Excerpted data:

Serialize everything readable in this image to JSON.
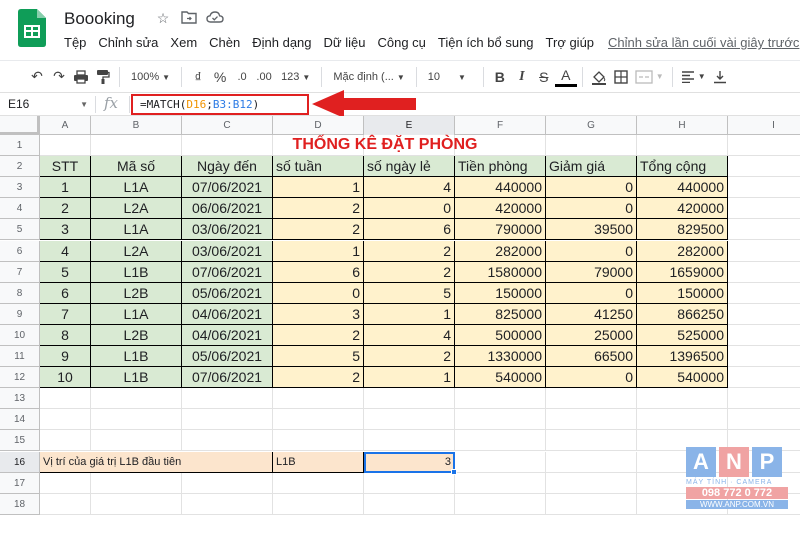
{
  "app": {
    "doc_title": "Boooking",
    "menu": [
      "Tệp",
      "Chỉnh sửa",
      "Xem",
      "Chèn",
      "Định dạng",
      "Dữ liệu",
      "Công cụ",
      "Tiện ích bổ sung",
      "Trợ giúp"
    ],
    "last_edit": "Chỉnh sửa lần cuối vài giây trước"
  },
  "toolbar": {
    "zoom": "100%",
    "currency": "₫",
    "percent": "%",
    "dec_less": ".0",
    "dec_more": ".00",
    "format_num": "123",
    "font": "Mặc định (...",
    "font_size": "10",
    "bold": "B",
    "italic": "I",
    "strike": "S",
    "text_color": "A"
  },
  "formula_bar": {
    "cell_ref": "E16",
    "fx": "fx",
    "formula_prefix": "=MATCH(",
    "formula_ref1": "D16",
    "formula_sep": ";",
    "formula_ref2": "B3:B12",
    "formula_suffix": ")"
  },
  "columns": [
    "A",
    "B",
    "C",
    "D",
    "E",
    "F",
    "G",
    "H",
    "I"
  ],
  "rows": [
    "1",
    "2",
    "3",
    "4",
    "5",
    "6",
    "7",
    "8",
    "9",
    "10",
    "11",
    "12",
    "13",
    "14",
    "15",
    "16",
    "17",
    "18"
  ],
  "table": {
    "title": "THỐNG KÊ ĐẶT PHÒNG",
    "headers": [
      "STT",
      "Mã số",
      "Ngày đến",
      "số tuần",
      "số ngày lẻ",
      "Tiền phòng",
      "Giảm giá",
      "Tổng cộng"
    ],
    "data": [
      [
        "1",
        "L1A",
        "07/06/2021",
        "1",
        "4",
        "440000",
        "0",
        "440000"
      ],
      [
        "2",
        "L2A",
        "06/06/2021",
        "2",
        "0",
        "420000",
        "0",
        "420000"
      ],
      [
        "3",
        "L1A",
        "03/06/2021",
        "2",
        "6",
        "790000",
        "39500",
        "829500"
      ],
      [
        "4",
        "L2A",
        "03/06/2021",
        "1",
        "2",
        "282000",
        "0",
        "282000"
      ],
      [
        "5",
        "L1B",
        "07/06/2021",
        "6",
        "2",
        "1580000",
        "79000",
        "1659000"
      ],
      [
        "6",
        "L2B",
        "05/06/2021",
        "0",
        "5",
        "150000",
        "0",
        "150000"
      ],
      [
        "7",
        "L1A",
        "04/06/2021",
        "3",
        "1",
        "825000",
        "41250",
        "866250"
      ],
      [
        "8",
        "L2B",
        "04/06/2021",
        "2",
        "4",
        "500000",
        "25000",
        "525000"
      ],
      [
        "9",
        "L1B",
        "05/06/2021",
        "5",
        "2",
        "1330000",
        "66500",
        "1396500"
      ],
      [
        "10",
        "L1B",
        "07/06/2021",
        "2",
        "1",
        "540000",
        "0",
        "540000"
      ]
    ]
  },
  "lookup": {
    "label": "Vị trí của giá trị L1B đầu tiên",
    "value": "L1B",
    "result": "3"
  },
  "watermark": {
    "letters": [
      "A",
      "N",
      "P"
    ],
    "sub": "MÁY TÍNH · CAMERA",
    "phone": "098 772 0 772",
    "url": "WWW.ANP.COM.VN"
  },
  "colors": {
    "header_green": "#d9ead3",
    "data_yellow": "#fff2cc",
    "lookup_peach": "#fce5cd",
    "title_red": "#e02020",
    "selection_blue": "#1a73e8"
  }
}
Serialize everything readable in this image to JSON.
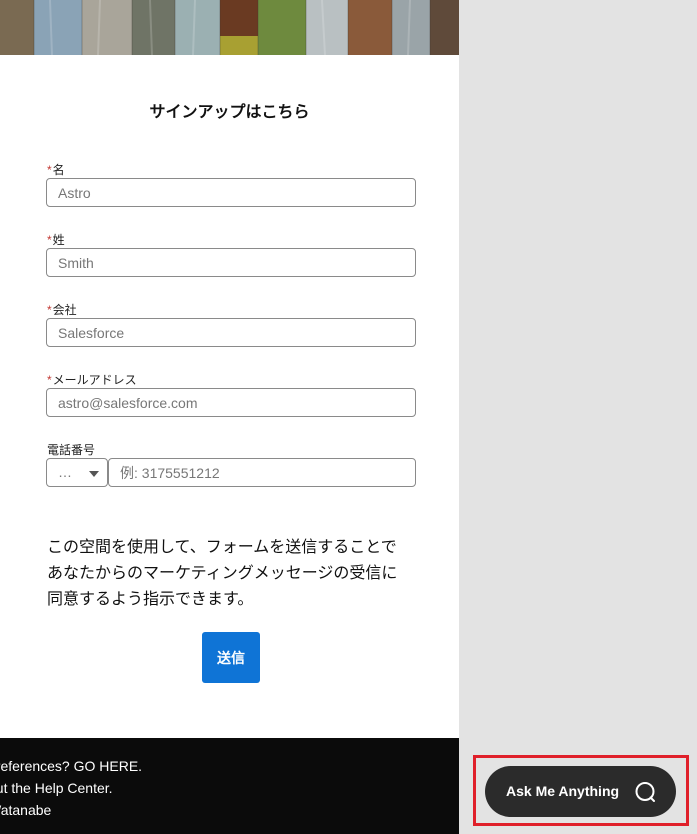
{
  "form": {
    "title": "サインアップはこちら",
    "required_mark": "*",
    "fields": {
      "first_name": {
        "label": "名",
        "placeholder": "Astro"
      },
      "last_name": {
        "label": "姓",
        "placeholder": "Smith"
      },
      "company": {
        "label": "会社",
        "placeholder": "Salesforce"
      },
      "email": {
        "label": "メールアドレス",
        "placeholder": "astro@salesforce.com"
      },
      "phone": {
        "label": "電話番号",
        "country_code_value": "…",
        "placeholder": "例: 3175551212"
      }
    },
    "consent_lines": [
      "この空間を使用して、フォームを送信することで",
      "あなたからのマーケティングメッセージの受信に",
      "同意するよう指示できます。"
    ],
    "submit_label": "送信"
  },
  "footer": {
    "lines": [
      "preferences? GO HERE.",
      "out the Help Center.",
      "Watanabe"
    ]
  },
  "chat": {
    "button_label": "Ask Me Anything",
    "icon": "chat-bubble-icon"
  },
  "colors": {
    "submit_bg": "#0f74d6",
    "required": "#c23934",
    "chat_bg": "#2b2b2b",
    "highlight": "#e0202a"
  }
}
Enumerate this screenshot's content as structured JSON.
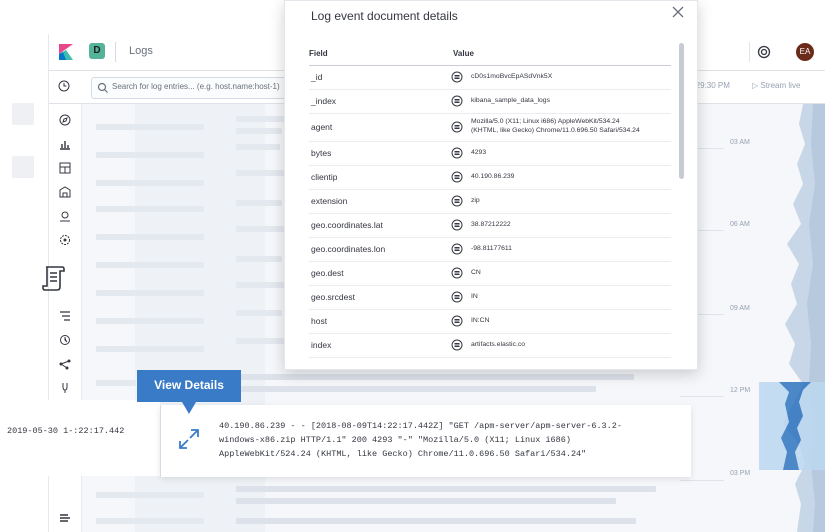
{
  "app": {
    "space_letter": "D",
    "title": "Logs",
    "avatar_initials": "EA"
  },
  "search": {
    "placeholder": "Search for log entries... (e.g. host.name:host-1)"
  },
  "time_control": {
    "time": "2:29:30 PM",
    "stream_label": "Stream live"
  },
  "minimap": {
    "time_labels": [
      "03 AM",
      "06 AM",
      "09 AM",
      "12 PM",
      "03 PM"
    ]
  },
  "modal": {
    "title": "Log event document details",
    "columns": {
      "field": "Field",
      "value": "Value"
    },
    "rows": [
      {
        "field": "_id",
        "value": "cD0s1moBvcEpASdVnk5X"
      },
      {
        "field": "_index",
        "value": "kibana_sample_data_logs"
      },
      {
        "field": "agent",
        "value": "Mozilla/5.0 (X11; Linux i686) AppleWebKit/534.24",
        "value2": "(KHTML, like Gecko) Chrome/11.0.696.50 Safari/534.24"
      },
      {
        "field": "bytes",
        "value": "4293"
      },
      {
        "field": "clientip",
        "value": "40.190.86.239"
      },
      {
        "field": "extension",
        "value": "zip"
      },
      {
        "field": "geo.coordinates.lat",
        "value": "38.87212222"
      },
      {
        "field": "geo.coordinates.lon",
        "value": "-98.81177611"
      },
      {
        "field": "geo.dest",
        "value": "CN"
      },
      {
        "field": "geo.srcdest",
        "value": "IN"
      },
      {
        "field": "host",
        "value": "IN:CN"
      },
      {
        "field": "index",
        "value": "artifacts.elastic.co"
      }
    ]
  },
  "tooltip": {
    "label": "View Details"
  },
  "log_entry": {
    "timestamp": "2019-05-30 1-:22:17.442",
    "line1": "40.190.86.239 - - [2018-08-09T14:22:17.442Z] \"GET /apm-server/apm-server-6.3.2-",
    "line2": "windows-x86.zip HTTP/1.1\" 200 4293 \"-\" \"Mozilla/5.0 (X11; Linux i686)",
    "line3": "AppleWebKit/524.24 (KHTML, like Gecko) Chrome/11.0.696.50 Safari/534.24\""
  },
  "colors": {
    "accent": "#3a7bc8",
    "minimap_highlight": "#bcd8f0",
    "space_badge": "#54b399",
    "avatar": "#6a2b1b"
  },
  "icons": [
    "kibana-logo-icon",
    "clock-icon",
    "search-icon",
    "play-icon",
    "help-icon",
    "close-icon",
    "filter-list-icon",
    "expand-icon",
    "logs-app-icon"
  ]
}
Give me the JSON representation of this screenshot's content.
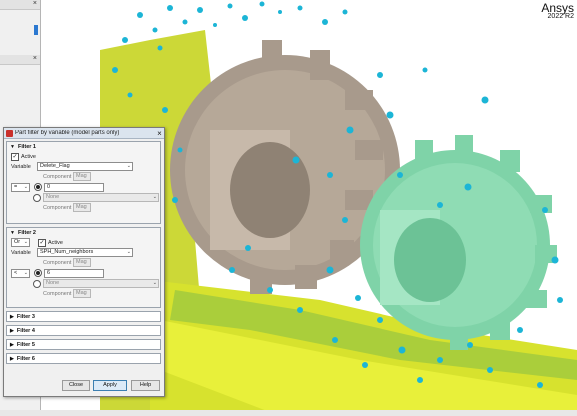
{
  "brand": {
    "name": "Ansys",
    "version": "2022 R2"
  },
  "side_panel": {
    "close_glyph": "×"
  },
  "dialog": {
    "title": "Part filter by variable (model parts only)",
    "close_glyph": "×",
    "filters": [
      {
        "label": "Filter 1",
        "active_label": "Active",
        "active_checked": true,
        "variable_label": "Variable",
        "variable_value": "Delete_Flag",
        "component1_label": "Component",
        "component1_value": "Mag",
        "operator_value": "=",
        "value_input": "0",
        "alt_value": "None",
        "component2_label": "Component",
        "component2_value": "Mag"
      },
      {
        "label": "Filter 2",
        "logic_value": "Or",
        "active_label": "Active",
        "active_checked": true,
        "variable_label": "Variable",
        "variable_value": "SPH_Num_neighbors",
        "component1_label": "Component",
        "component1_value": "Mag",
        "operator_value": "<",
        "value_input": "6",
        "alt_value": "None",
        "component2_label": "Component",
        "component2_value": "Mag"
      }
    ],
    "collapsed_filters": [
      "Filter 3",
      "Filter 4",
      "Filter 5",
      "Filter 6"
    ],
    "buttons": {
      "close": "Close",
      "apply": "Apply",
      "help": "Help"
    }
  },
  "colors": {
    "gear_left": "#a89a8c",
    "gear_right": "#7fd3a8",
    "fluid_yellow": "#d6e02a",
    "particles": "#1cb5d6"
  },
  "icons": [
    "app-icon",
    "close-icon",
    "checkbox-checked-icon",
    "dropdown-arrow-icon",
    "radio-icon",
    "expand-arrow-icon"
  ]
}
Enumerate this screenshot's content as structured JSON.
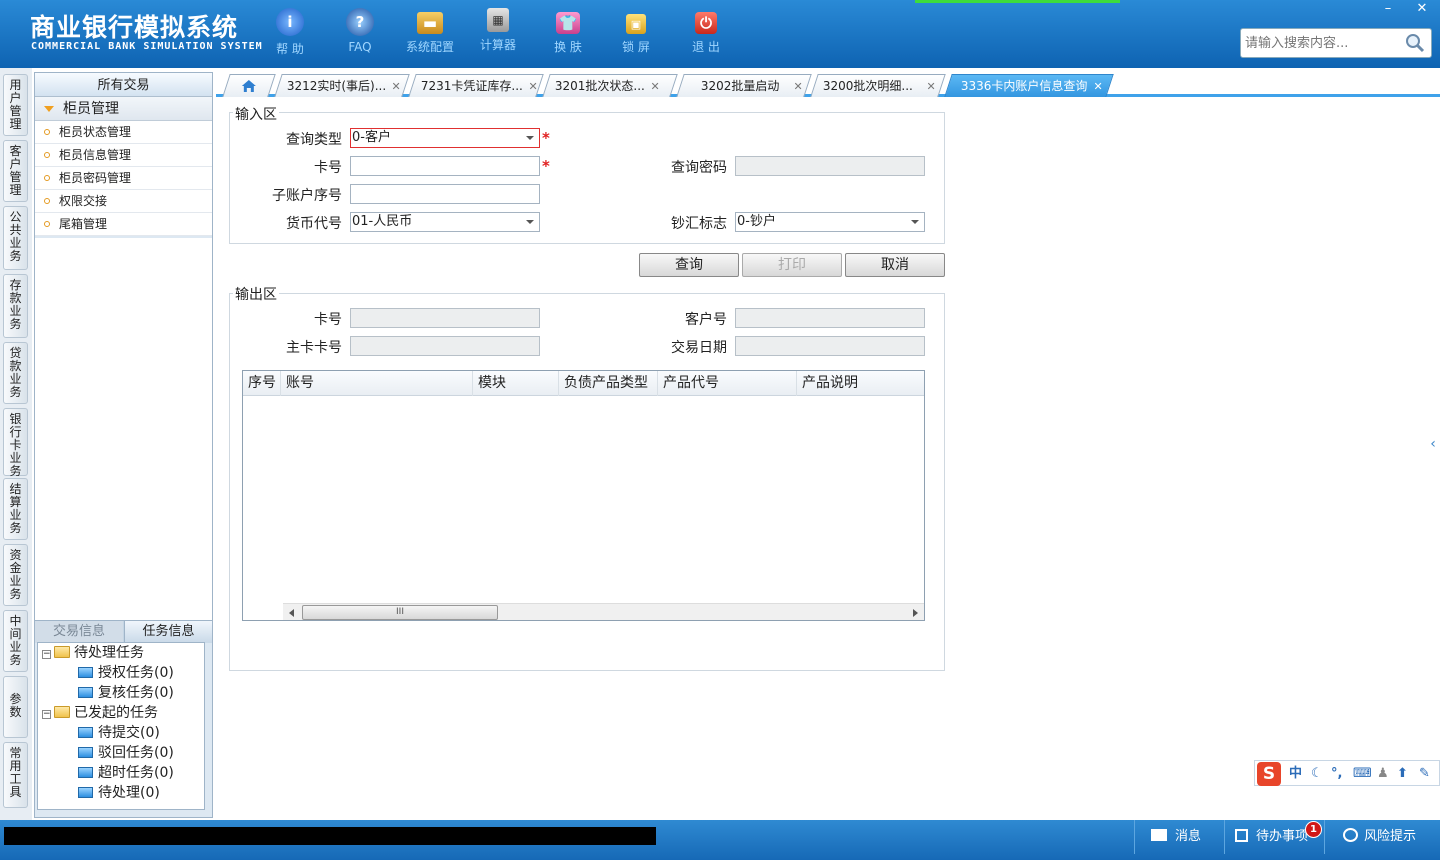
{
  "header": {
    "title": "商业银行模拟系统",
    "subtitle": "COMMERCIAL BANK SIMULATION SYSTEM",
    "buttons": [
      {
        "label": "帮 助",
        "icon": "info-icon"
      },
      {
        "label": "FAQ",
        "icon": "question-icon"
      },
      {
        "label": "系统配置",
        "icon": "toolbox-icon"
      },
      {
        "label": "计算器",
        "icon": "calculator-icon"
      },
      {
        "label": "换 肤",
        "icon": "shirt-icon"
      },
      {
        "label": "锁 屏",
        "icon": "lock-icon"
      },
      {
        "label": "退 出",
        "icon": "power-icon"
      }
    ],
    "search_placeholder": "请输入搜索内容..."
  },
  "vnav": [
    "用户管理",
    "客户管理",
    "公共业务",
    "存款业务",
    "贷款业务",
    "银行卡业务",
    "结算业务",
    "资金业务",
    "中间业务",
    "参数",
    "常用工具"
  ],
  "side": {
    "title": "所有交易",
    "group": "柜员管理",
    "items": [
      "柜员状态管理",
      "柜员信息管理",
      "柜员密码管理",
      "权限交接",
      "尾箱管理"
    ],
    "task_tabs": [
      "交易信息",
      "任务信息"
    ],
    "tree": {
      "pending": "待处理任务",
      "auth": "授权任务(0)",
      "review": "复核任务(0)",
      "initiated": "已发起的任务",
      "to_submit": "待提交(0)",
      "rejected": "驳回任务(0)",
      "timeout": "超时任务(0)",
      "to_process": "待处理(0)"
    }
  },
  "tabs": [
    "3212实时(事后)...",
    "7231卡凭证库存...",
    "3201批次状态...",
    "3202批量启动",
    "3200批次明细...",
    "3336卡内账户信息查询"
  ],
  "form": {
    "input_legend": "输入区",
    "query_type_label": "查询类型",
    "query_type_value": "0-客户",
    "card_label": "卡号",
    "password_label": "查询密码",
    "subaccount_label": "子账户序号",
    "currency_label": "货币代号",
    "currency_value": "01-人民币",
    "cash_flag_label": "钞汇标志",
    "cash_flag_value": "0-钞户",
    "query_btn": "查询",
    "print_btn": "打印",
    "cancel_btn": "取消",
    "required_mark": "*"
  },
  "output": {
    "legend": "输出区",
    "card_label": "卡号",
    "customer_label": "客户号",
    "main_card_label": "主卡卡号",
    "date_label": "交易日期",
    "columns": [
      "序号",
      "账号",
      "模块",
      "负债产品类型",
      "产品代号",
      "产品说明"
    ]
  },
  "ime": {
    "logo": "S",
    "lang": "中"
  },
  "status": {
    "message": "消息",
    "todo": "待办事项",
    "todo_count": "1",
    "risk": "风险提示"
  },
  "colors": {
    "accent": "#1669b6",
    "active_tab": "#3396e0",
    "required": "#e02020"
  }
}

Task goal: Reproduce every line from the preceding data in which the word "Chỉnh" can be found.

Answer section:
      "Chỉnh sửa",
    "last_edit": "Chỉnh sửa lần cuối vài giây trước"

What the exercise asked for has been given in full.